External candidates are usually identified with the help of an executive search firm specializing in your specific industry sector. Normally, these executives lie beyond the company’s reach in terms of development, but in a best-practices approach to succession planning, companies actually bring potential leadership successors in through other positions. This allows the Board to make a strategic investment in the new leadership’s development, as the board not only increases its bench strength, but also has a chance to explore the executive’s likely effectiveness as a leader. The opportunity for the executive and the board to develop their relationship greatly reduces transition risk.
As the transition approaches, the internal candidates should be ready. The scanning for external candidates should be updated annually. The best selection practice involves inviting all internal candidates to give presentations to the board in which they describe their vision for the company’s next five years. After a presentation and discussion, the likelihood is–if the development of internal talent has been successful–that a clear winner will emerge. If none emerges, then it is time for the board to consider external candidates. The risk with external candidates is high–not only do they present an incomplete picture to directors, but the company is an incomplete picture to them.
The uncertainty runs both ways. Whenever risks are high, however, returns are also expected to be high. This means the board must see tremendous upside potential in an external successor, and it also means there is tremendous pressure on the individual selected for the job.
Best-practices transition focuses on both the on-boarding process and first 12 months of a new Chief Executive and/or Chairman’s tenure. Internal and external successors experience on-boarding differently, but a critical presumption is that before the successor’s first day, the board has made certain that he or she has begun to develop relationships with board members, had sufficient time with the outgoing leadership to complete appropriate hand-offs and has a sense of the areas that represent burning fires requiring immediate action. On-boarding itself refers to the process of getting fully up to speed on the job.

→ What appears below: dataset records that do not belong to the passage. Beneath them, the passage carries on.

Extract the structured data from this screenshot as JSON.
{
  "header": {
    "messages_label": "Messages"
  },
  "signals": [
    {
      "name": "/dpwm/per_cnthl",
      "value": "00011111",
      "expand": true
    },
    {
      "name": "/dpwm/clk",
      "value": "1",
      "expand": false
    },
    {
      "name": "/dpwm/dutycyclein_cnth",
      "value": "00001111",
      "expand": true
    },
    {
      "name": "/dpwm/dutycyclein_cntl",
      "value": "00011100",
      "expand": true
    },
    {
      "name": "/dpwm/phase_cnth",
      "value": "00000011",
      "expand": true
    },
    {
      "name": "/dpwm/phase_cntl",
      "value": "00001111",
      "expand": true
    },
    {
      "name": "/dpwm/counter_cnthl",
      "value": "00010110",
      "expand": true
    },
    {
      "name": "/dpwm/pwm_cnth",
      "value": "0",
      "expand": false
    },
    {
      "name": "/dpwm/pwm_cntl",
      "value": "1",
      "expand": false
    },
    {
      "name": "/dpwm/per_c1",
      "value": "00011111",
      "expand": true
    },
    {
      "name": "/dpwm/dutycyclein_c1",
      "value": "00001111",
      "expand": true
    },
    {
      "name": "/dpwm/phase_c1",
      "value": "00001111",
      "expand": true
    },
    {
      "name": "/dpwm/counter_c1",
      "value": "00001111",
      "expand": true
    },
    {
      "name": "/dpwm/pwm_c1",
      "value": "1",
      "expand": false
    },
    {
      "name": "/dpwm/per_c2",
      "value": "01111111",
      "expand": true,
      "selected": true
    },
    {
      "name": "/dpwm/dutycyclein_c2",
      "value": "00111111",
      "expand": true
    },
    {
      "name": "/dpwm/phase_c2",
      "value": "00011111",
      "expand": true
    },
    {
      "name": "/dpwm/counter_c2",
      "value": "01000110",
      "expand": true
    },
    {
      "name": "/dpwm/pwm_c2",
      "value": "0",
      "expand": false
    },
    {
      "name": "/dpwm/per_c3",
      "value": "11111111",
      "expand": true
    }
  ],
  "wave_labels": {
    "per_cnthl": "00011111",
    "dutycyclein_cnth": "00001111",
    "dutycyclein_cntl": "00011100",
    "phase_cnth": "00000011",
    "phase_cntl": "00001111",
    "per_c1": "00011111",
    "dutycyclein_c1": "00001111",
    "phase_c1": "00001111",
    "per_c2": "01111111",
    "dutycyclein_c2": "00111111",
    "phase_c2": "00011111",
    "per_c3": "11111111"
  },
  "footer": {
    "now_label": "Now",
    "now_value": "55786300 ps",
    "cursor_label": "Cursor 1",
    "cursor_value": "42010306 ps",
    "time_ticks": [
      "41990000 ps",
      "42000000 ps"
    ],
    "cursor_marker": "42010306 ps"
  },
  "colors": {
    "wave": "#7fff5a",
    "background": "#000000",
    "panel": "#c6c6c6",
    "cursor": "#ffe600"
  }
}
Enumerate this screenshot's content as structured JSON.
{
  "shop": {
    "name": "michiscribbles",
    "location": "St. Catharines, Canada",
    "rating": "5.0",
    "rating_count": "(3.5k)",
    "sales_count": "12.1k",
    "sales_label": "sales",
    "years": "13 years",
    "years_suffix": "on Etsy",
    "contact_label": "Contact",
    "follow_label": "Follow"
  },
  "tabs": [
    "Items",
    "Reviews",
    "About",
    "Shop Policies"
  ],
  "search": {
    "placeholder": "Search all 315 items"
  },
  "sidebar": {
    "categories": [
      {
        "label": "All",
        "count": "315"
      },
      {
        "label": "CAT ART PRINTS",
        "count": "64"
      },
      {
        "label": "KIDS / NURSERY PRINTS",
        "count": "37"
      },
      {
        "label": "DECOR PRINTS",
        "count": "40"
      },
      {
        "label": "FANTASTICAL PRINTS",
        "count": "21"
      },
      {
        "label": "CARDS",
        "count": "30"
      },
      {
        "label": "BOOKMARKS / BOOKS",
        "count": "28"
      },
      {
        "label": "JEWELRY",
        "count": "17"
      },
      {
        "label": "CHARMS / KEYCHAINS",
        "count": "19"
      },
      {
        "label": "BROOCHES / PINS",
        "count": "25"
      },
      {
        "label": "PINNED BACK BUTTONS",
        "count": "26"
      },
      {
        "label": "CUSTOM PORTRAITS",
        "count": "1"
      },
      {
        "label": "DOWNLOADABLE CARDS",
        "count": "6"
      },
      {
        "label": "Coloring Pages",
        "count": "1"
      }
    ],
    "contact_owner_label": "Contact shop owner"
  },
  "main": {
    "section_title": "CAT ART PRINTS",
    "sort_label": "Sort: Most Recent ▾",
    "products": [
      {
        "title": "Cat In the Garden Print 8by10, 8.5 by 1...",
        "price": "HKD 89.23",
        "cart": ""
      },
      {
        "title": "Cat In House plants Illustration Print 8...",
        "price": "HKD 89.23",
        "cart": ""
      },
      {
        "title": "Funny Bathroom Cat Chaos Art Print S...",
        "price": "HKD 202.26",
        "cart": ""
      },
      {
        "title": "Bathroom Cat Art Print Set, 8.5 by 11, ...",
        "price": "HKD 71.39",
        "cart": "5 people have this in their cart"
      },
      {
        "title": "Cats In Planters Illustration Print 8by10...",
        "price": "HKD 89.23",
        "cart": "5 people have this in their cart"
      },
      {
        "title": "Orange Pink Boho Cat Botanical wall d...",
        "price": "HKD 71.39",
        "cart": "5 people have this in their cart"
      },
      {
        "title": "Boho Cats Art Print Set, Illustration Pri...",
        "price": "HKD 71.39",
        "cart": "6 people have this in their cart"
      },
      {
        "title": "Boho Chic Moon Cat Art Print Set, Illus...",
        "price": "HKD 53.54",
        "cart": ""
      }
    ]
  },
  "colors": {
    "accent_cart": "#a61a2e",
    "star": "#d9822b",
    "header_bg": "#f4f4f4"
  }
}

Again, internal and external successors will experience this differently, but the two most critical practices here are for the board and the successor to agree on a plan for the first year that includes measurable metrics and milestones and the active engagement of the entire leadership so as to be sure everyone is working from the same playbook. Finally, a coaching plan for the entire first year should be in place. Providing a Mentor/Coach offers a supportive, trusted resource that, in the end, helps the successor continue to do the personal work begun when the company initiated the succession development process.
The author, Igor Sill, worked directly with Chairman Larry Ellison, Marc Benioff, Jeff Walker, Tom Siebel, Bernard Liautaud, Umang Gupta, Evan Goldberg, Marten Mickos (MySQL), Steve Jobs (NeXT/Apple) Samir Arora (NetObjects/IBM). Igor completed Stanford University’s Law School Directors College program, served as Los Angeles-based IMF’s Chair, Governance Committee and consults at Geneva Venture Partners, a Silicon Valley Board recruitment, investment and M&A venture advisory firm. (genevavp.com)